[WORK TO COMPLETE]: Go through the entries, filter for the word "value", and copy every line that has it.

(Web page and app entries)

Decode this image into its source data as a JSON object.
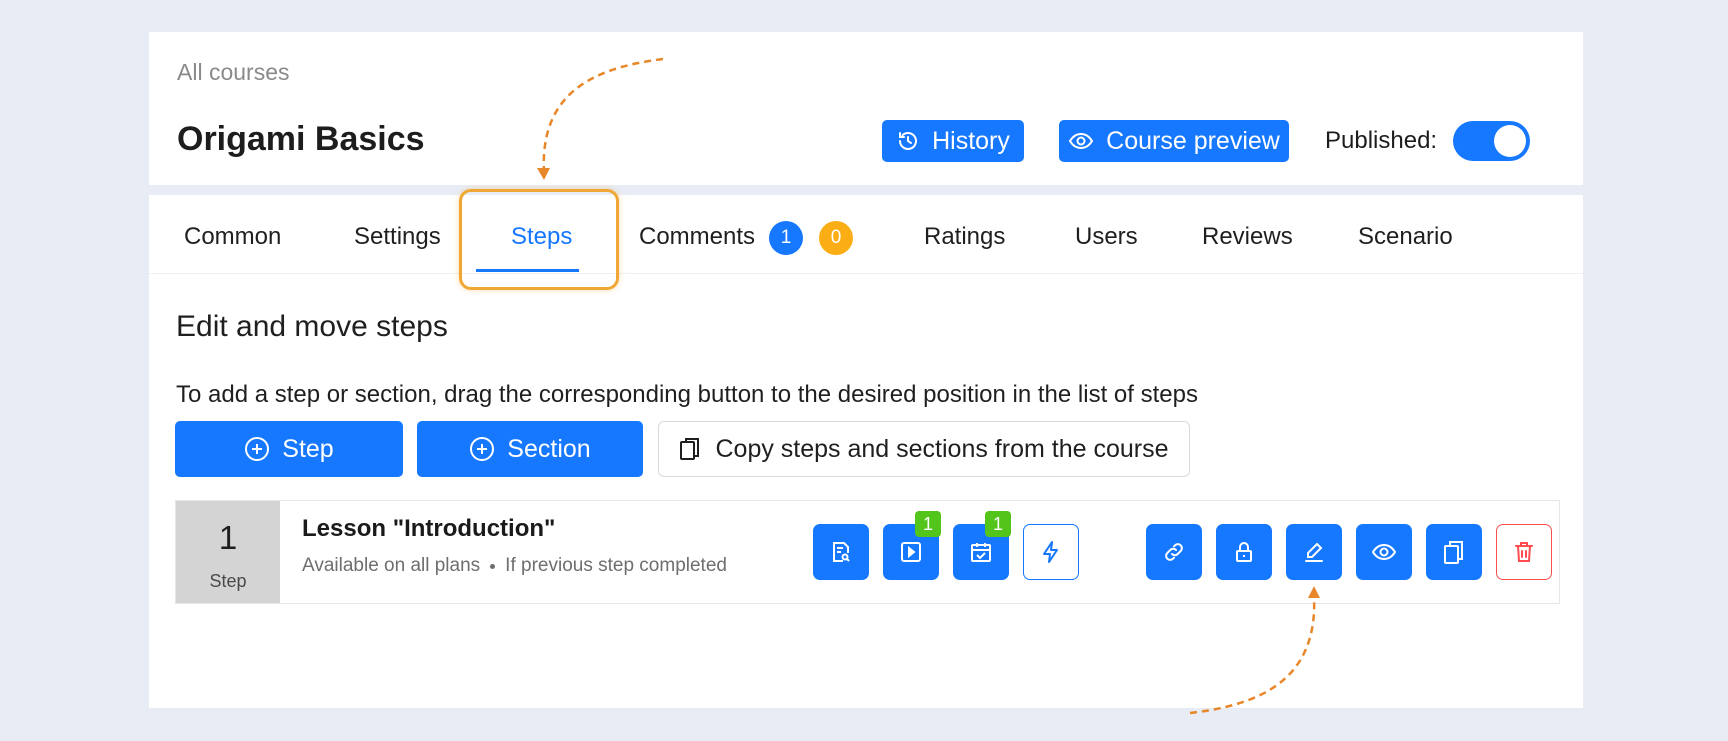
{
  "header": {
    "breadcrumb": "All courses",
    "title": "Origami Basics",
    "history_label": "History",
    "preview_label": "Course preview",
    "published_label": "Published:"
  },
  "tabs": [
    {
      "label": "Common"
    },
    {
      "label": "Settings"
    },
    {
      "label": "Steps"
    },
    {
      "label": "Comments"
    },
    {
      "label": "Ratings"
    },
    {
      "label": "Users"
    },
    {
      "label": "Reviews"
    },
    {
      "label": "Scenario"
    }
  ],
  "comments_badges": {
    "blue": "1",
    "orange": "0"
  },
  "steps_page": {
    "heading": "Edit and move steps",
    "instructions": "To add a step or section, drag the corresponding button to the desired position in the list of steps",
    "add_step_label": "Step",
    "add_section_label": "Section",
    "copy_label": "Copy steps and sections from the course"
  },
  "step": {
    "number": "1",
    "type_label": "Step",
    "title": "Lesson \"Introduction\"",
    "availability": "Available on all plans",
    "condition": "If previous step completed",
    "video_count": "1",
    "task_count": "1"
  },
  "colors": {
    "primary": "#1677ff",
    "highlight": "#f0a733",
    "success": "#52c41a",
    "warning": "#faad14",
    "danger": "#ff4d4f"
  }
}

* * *

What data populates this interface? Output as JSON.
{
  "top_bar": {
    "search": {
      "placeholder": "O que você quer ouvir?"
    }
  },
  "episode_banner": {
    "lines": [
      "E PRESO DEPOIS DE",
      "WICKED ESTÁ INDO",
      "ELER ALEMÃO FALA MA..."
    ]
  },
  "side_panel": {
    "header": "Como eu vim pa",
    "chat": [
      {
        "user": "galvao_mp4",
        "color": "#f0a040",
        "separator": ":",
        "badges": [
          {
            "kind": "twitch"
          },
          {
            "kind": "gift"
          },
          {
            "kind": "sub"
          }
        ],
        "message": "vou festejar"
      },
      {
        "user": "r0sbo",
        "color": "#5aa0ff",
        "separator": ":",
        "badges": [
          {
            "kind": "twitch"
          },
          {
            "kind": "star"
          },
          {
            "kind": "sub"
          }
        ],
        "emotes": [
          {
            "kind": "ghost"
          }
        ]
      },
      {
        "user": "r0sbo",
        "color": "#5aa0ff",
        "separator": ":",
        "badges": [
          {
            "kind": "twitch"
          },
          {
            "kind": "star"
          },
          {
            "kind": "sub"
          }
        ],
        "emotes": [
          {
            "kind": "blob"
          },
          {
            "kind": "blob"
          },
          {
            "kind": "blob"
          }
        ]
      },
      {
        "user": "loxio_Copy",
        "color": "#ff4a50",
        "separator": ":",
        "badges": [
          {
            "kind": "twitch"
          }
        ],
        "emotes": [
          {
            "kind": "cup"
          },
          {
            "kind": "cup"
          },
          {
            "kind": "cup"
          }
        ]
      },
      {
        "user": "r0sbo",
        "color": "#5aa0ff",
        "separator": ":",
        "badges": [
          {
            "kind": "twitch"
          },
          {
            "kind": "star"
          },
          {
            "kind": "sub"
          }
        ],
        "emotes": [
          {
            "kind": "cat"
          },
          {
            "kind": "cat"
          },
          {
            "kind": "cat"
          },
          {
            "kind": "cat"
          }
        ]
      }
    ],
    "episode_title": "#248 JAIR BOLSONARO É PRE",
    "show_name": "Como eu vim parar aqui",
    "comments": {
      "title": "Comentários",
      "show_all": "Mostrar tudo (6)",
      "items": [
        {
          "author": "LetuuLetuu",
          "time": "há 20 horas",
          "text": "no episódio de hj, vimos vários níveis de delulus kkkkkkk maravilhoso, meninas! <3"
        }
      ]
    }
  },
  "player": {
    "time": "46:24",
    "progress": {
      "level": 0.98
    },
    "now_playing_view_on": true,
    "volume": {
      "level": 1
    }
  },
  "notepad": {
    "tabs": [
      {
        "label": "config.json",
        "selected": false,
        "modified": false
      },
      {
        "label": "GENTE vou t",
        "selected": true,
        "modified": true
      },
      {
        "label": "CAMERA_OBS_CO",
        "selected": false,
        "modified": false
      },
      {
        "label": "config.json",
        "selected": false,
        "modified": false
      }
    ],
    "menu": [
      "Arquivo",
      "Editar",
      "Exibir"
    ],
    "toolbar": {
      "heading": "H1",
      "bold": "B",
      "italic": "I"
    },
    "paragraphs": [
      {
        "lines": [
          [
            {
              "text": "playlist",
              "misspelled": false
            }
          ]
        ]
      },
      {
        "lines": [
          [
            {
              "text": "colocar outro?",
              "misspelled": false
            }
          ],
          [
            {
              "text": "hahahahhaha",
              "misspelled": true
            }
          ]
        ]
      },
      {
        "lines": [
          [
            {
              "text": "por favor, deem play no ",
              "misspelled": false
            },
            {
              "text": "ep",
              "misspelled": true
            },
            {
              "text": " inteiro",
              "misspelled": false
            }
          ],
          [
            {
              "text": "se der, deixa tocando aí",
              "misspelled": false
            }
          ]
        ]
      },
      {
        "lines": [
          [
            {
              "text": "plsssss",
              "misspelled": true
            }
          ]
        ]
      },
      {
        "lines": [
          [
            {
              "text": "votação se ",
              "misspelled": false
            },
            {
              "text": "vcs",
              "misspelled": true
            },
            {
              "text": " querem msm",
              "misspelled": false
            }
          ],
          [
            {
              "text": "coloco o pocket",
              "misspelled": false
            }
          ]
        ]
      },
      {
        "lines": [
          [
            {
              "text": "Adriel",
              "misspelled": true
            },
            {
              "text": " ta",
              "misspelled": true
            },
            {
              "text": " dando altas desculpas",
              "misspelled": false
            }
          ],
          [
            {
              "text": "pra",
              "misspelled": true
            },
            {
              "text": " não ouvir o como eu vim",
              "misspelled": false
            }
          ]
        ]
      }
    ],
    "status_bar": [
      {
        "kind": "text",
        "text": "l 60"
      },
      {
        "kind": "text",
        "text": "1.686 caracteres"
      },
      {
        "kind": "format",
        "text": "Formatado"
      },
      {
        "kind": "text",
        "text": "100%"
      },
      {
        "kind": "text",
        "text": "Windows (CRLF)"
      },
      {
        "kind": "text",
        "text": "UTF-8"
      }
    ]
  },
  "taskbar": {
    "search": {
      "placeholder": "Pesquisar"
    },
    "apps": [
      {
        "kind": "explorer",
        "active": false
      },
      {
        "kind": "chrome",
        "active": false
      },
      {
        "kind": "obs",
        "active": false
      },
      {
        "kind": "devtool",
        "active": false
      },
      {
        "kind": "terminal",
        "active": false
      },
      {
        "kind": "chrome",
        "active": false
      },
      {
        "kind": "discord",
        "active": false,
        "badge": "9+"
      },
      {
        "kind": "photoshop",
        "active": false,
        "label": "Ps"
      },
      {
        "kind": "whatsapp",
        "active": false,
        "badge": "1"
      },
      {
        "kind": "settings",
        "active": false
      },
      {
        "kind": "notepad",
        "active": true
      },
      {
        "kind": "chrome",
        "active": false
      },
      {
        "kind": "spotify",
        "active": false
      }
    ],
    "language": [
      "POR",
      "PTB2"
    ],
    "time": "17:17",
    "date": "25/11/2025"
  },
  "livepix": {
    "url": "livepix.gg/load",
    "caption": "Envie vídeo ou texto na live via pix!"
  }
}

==

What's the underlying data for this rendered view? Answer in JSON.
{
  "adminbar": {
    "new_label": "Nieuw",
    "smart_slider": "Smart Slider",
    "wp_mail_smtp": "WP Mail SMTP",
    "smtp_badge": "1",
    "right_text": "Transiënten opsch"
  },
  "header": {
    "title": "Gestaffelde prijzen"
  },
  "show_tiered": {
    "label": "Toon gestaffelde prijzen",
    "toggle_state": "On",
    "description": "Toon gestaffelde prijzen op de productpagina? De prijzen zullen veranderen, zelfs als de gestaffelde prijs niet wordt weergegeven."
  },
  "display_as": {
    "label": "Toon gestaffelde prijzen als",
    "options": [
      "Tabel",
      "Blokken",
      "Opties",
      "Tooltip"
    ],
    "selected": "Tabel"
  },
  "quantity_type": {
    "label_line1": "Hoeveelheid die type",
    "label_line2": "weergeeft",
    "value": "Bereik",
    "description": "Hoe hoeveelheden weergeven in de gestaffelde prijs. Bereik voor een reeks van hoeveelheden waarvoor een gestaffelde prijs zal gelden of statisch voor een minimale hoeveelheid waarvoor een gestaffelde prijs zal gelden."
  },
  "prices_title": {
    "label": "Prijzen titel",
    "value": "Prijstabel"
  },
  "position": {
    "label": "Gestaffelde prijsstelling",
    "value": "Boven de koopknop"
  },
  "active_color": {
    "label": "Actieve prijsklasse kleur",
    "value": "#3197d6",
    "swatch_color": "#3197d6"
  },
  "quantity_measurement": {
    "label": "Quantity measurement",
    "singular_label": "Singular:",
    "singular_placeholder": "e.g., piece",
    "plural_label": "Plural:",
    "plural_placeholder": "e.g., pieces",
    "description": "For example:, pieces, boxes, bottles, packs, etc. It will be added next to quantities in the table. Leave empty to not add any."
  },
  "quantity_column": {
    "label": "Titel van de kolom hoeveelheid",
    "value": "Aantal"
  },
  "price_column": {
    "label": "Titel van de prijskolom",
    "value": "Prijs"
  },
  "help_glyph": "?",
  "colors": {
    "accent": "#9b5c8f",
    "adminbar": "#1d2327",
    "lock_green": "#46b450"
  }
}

[COMPLETED EXERCISE]:
    "value": "Bereik",
    "value": "Prijstabel"
    "value": "Boven de koopknop"
    "value": "#3197d6",
    "value": "Aantal"
    "value": "Prijs"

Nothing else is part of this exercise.